- [Problem details]: List all lines of the data that include the string "efectos".

Data supplied section start

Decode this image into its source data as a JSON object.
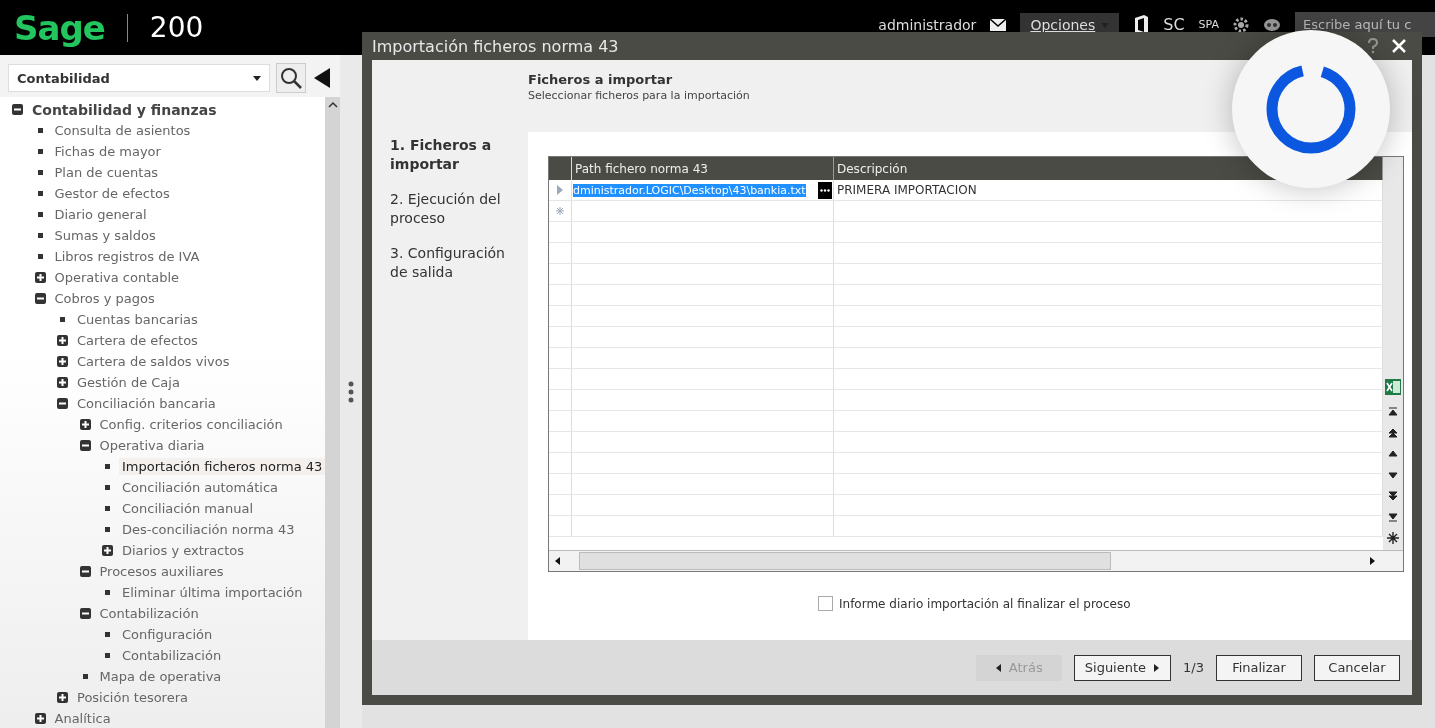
{
  "topbar": {
    "logo": "Sage",
    "product": "200",
    "user": "administrador",
    "options_menu": "Opciones",
    "company": "SC",
    "language": "SPA",
    "search": {
      "placeholder": "Escribe aquí tu c"
    }
  },
  "sidebar": {
    "module": "Contabilidad",
    "tree": [
      {
        "label": "Contabilidad y finanzas",
        "kind": "folder",
        "expanded": true,
        "selected": false,
        "children": [
          {
            "label": "Consulta de asientos",
            "kind": "leaf",
            "selected": false
          },
          {
            "label": "Fichas de mayor",
            "kind": "leaf",
            "selected": false
          },
          {
            "label": "Plan de cuentas",
            "kind": "leaf",
            "selected": false
          },
          {
            "label": "Gestor de efectos",
            "kind": "leaf",
            "selected": false
          },
          {
            "label": "Diario general",
            "kind": "leaf",
            "selected": false
          },
          {
            "label": "Sumas y saldos",
            "kind": "leaf",
            "selected": false
          },
          {
            "label": "Libros registros de IVA",
            "kind": "leaf",
            "selected": false
          },
          {
            "label": "Operativa contable",
            "kind": "folder",
            "expanded": false,
            "selected": false
          },
          {
            "label": "Cobros y pagos",
            "kind": "folder",
            "expanded": true,
            "selected": false,
            "children": [
              {
                "label": "Cuentas bancarias",
                "kind": "leaf",
                "selected": false
              },
              {
                "label": "Cartera de efectos",
                "kind": "folder",
                "expanded": false,
                "selected": false
              },
              {
                "label": "Cartera de saldos vivos",
                "kind": "folder",
                "expanded": false,
                "selected": false
              },
              {
                "label": "Gestión de Caja",
                "kind": "folder",
                "expanded": false,
                "selected": false
              },
              {
                "label": "Conciliación bancaria",
                "kind": "folder",
                "expanded": true,
                "selected": false,
                "children": [
                  {
                    "label": "Config. criterios conciliación",
                    "kind": "folder",
                    "expanded": false,
                    "selected": false
                  },
                  {
                    "label": "Operativa diaria",
                    "kind": "folder",
                    "expanded": true,
                    "selected": false,
                    "children": [
                      {
                        "label": "Importación ficheros norma 43",
                        "kind": "leaf",
                        "selected": true
                      },
                      {
                        "label": "Conciliación automática",
                        "kind": "leaf",
                        "selected": false
                      },
                      {
                        "label": "Conciliación manual",
                        "kind": "leaf",
                        "selected": false
                      },
                      {
                        "label": "Des-conciliación norma 43",
                        "kind": "leaf",
                        "selected": false
                      },
                      {
                        "label": "Diarios y extractos",
                        "kind": "folder",
                        "expanded": false,
                        "selected": false
                      }
                    ]
                  },
                  {
                    "label": "Procesos auxiliares",
                    "kind": "folder",
                    "expanded": true,
                    "selected": false,
                    "children": [
                      {
                        "label": "Eliminar última importación",
                        "kind": "leaf",
                        "selected": false
                      }
                    ]
                  },
                  {
                    "label": "Contabilización",
                    "kind": "folder",
                    "expanded": true,
                    "selected": false,
                    "children": [
                      {
                        "label": "Configuración",
                        "kind": "leaf",
                        "selected": false
                      },
                      {
                        "label": "Contabilización",
                        "kind": "leaf",
                        "selected": false
                      }
                    ]
                  },
                  {
                    "label": "Mapa de operativa",
                    "kind": "leaf",
                    "selected": false
                  }
                ]
              },
              {
                "label": "Posición tesorera",
                "kind": "folder",
                "expanded": false,
                "selected": false
              }
            ]
          },
          {
            "label": "Analítica",
            "kind": "folder",
            "expanded": false,
            "selected": false
          }
        ]
      }
    ]
  },
  "dialog": {
    "title": "Importación ficheros norma 43",
    "header": {
      "title": "Ficheros a importar",
      "subtitle": "Seleccionar ficheros para la importación"
    },
    "steps": [
      {
        "label": "1. Ficheros a importar",
        "selected": true
      },
      {
        "label": "2. Ejecución del proceso",
        "selected": false
      },
      {
        "label": "3. Configuración de salida",
        "selected": false
      }
    ],
    "table": {
      "columns": [
        "Path fichero norma 43",
        "Descripción"
      ],
      "rows": [
        {
          "cells": [
            "dministrador.LOGIC\\Desktop\\43\\bankia.txt",
            "PRIMERA IMPORTACION"
          ],
          "selected": true
        }
      ]
    },
    "option": {
      "label": "Informe diario importación al finalizar el proceso",
      "checked": false
    },
    "footer": {
      "back": {
        "label": "Atrás",
        "disabled": true
      },
      "next": {
        "label": "Siguiente",
        "disabled": false
      },
      "page": "1/3",
      "finish": {
        "label": "Finalizar",
        "disabled": false
      },
      "cancel": {
        "label": "Cancelar",
        "disabled": false
      }
    }
  }
}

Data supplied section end

- [Answer section]:
            "label": "Gestor de efectos",
                "label": "Cartera de efectos",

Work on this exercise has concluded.